The last trail in this series is short and sweet — just 4 kilometers. For years I’d been hearing good things about the two-hour hike between the mountain towns of Kibune and Kurama north of Kyoto. The restaurants in Kibune are known for their terraces built out over the river, a tradition that serves to cool diners in the hot summertime. It was time to hike, eat and discover.

Before boarding the 30-minute train to Kurama from Kyoto, there was ample time to grab a cup of coffee at the Golden Mountain Blend Coffee Shop in Demachiya on Kawaramachi Street. The opulent chandeliers and a square coffee bar in the middle make for an open and inviting atmosphere. Furthermore, the serving dishes on the bar filled with delectable chocolates and biscuits make sitting down here for a cup of morning joe irresistible.
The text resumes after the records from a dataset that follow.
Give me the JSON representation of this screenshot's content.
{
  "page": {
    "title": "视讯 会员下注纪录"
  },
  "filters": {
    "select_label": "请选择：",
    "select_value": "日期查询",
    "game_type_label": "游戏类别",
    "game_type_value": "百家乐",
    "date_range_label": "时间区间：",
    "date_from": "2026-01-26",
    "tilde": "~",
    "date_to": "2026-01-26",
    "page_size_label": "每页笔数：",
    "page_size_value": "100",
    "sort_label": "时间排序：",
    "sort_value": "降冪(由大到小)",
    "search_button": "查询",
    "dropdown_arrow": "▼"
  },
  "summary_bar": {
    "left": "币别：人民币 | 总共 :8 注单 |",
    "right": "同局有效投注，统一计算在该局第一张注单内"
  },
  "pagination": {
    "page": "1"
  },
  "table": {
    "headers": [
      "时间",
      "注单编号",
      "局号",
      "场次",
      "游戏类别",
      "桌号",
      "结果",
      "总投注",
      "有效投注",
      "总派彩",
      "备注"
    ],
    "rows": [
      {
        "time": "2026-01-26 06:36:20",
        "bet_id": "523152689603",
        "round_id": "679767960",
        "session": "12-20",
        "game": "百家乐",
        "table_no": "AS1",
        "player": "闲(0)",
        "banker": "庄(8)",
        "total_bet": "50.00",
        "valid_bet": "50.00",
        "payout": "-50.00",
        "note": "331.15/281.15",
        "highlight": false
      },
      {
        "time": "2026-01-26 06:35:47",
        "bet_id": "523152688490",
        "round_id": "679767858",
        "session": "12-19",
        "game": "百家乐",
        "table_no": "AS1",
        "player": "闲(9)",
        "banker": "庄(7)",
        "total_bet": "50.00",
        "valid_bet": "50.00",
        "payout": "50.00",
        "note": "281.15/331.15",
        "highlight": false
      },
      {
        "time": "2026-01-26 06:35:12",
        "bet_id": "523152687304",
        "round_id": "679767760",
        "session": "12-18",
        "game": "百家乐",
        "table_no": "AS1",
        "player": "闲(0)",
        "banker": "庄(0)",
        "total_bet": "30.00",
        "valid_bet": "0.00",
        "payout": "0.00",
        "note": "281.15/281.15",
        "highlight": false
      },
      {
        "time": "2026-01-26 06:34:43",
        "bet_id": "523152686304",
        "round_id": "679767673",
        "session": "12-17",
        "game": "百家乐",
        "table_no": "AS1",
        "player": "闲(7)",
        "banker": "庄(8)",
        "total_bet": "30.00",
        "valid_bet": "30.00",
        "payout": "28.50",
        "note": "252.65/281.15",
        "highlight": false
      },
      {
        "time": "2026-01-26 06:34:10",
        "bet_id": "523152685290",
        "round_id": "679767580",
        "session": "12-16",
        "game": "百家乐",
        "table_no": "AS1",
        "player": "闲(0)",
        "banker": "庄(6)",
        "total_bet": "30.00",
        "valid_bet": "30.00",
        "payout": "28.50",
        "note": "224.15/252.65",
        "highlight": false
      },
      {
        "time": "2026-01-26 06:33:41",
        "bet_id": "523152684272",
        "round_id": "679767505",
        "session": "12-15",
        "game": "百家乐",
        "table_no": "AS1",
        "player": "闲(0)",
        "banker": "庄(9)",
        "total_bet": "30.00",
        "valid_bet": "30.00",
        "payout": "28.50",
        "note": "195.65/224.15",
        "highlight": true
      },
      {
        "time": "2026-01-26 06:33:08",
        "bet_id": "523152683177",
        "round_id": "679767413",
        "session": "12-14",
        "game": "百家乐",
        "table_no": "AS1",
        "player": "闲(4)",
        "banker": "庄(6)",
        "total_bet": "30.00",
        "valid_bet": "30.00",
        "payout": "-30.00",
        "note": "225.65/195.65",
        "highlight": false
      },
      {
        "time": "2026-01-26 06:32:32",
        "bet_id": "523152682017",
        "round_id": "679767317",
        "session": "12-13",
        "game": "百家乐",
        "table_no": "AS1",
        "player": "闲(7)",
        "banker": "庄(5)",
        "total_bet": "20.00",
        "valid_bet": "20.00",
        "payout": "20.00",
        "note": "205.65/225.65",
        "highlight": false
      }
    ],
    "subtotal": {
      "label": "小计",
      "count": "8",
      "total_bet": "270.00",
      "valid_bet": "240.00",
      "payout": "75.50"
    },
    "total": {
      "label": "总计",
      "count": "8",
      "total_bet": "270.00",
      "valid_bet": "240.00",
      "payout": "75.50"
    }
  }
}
From there I walked five minutes to the Eizan Dentetsu Railway (Eiden for short) at Demachiyanagi Station and boarded the scenic train with large picture windows for the ride up into the mountains.

At the last stop, Kurama, my curiosity was immediately aroused by the statue of a large fire-engine red tengu outside the train station. Tengu are supernatural creatures who dwell in the forests, but this particular rendition is most likely representative of Sojobo, one of the most famous tengu in Japan, who happens to live on Mount Kurama.

On the way to the entrance to the hiking course, I stopped in at Kotengu, a small Japanese cafe just big enough to fit a few people if their bellies are empty. Here I bought local specialty kinome (Japanese pepper tree bud) and togarashi (chili pepper) rice balls for the road.

One restaurant in Kurama consistently recommended by friends is Yoshuji, which serves vegetarian food. Other establishments along the short street offered seasonal fare such as fried inoshishi (wild boar), yomogi (mugwort) rice cakes and katsuo (skipjack tuna) and venison on sticks.

But I’d save the feast for later. Right now I was anxious to get onto the trail that would take me past spiritual shrines and power stones, through forests of cypress, cedars, maples and pines.

I paid the entrance fee into the temple grounds, and symbolically purified myself with the water in the basin in front of the statue of the goddess Kannon. I was finally ready to ascend the sacred mountain.

The first stop was Yuki Jinja, the protector shrine of the town of Kurama. Passing under the torii gate, I continued up the steps until I was at the foot of a 800-year-old cedar tree, marked as divine by the rope placed around it.

In the presence of this venerable tree would have been a fitting place to start nibbling on those rice balls, but as it’s not polite to eat in a shrine, I pushed on until I spied a fork in the road where I could either take a right to board the funicular to the temple (at 200 meters, the shortest railway in Japan) or veer to the left and follow the lanterns and steps the rest of the way. At the benches at this junction, I sat down and munched to a decision: I would veer left!

In front of the main hall of the temple is a sacred rock that is considered a power spot because it marks the place where the spirit Kurama (Mao-son), descended from Venus.

I continued up the trail, which led me to the cedar forest at Osugi Gongen, a place for receiving life energy. The founder of reiki, Mikao Usui, is said to have received the power of his healing art by meditating in this ecotopia for 21 days.

So haunting is this area, with its enormous blond-barked trees and snakepit-like tree roots, that the presence of the legendary Japanese warrior Minamoto Yoshitsune, who practiced swordmanship here, is palpable. During his tenure at the age of 12 with monks on this mountain, he is said to have been trained by the tengu Sojobo! Yoshitsune went on to become the hero of “The Tale of the Heike” (“Heike Monogatari),” which chronicles how he and his brother defeated the Heike in the Genpei Wars that ended in 1185.

Having received the life energy of Mount Kurama, I had worked up an appetite. So when I descended into the town of Kibune I was delighted to find a stall selling mitarashi dango, a treat of mochi (rice cake) balls on a stick grilled over an open flame.

With time still left to linger, I visited Kibune Shrine to see where the rain god descended via a boat (kibune) and where, during the Heian Period (794-1185), rain ceremonies were performed in times of drought and flood.

The restaurants along the Kibune River had already dismantled their terraces for the winter, but the hearty tofu lunch I had overlooking the stream from inside of the restaurant was fantastic nonetheless.

As they say in Japan, good scenery makes the food taste even better.

For a look back at past columns in the Gourmet Trails series, go to www.japantimes.co.jp/life/column/gourmet-trails/.

In line with COVID-19 guidelines, the government is strongly requesting that residents and visitors exercise caution if they choose to visit bars, restaurants, music venues and other public spaces.

In a time of both misinformation and too much information, quality journalism is more crucial than ever.
By subscribing, you can help us get the story right.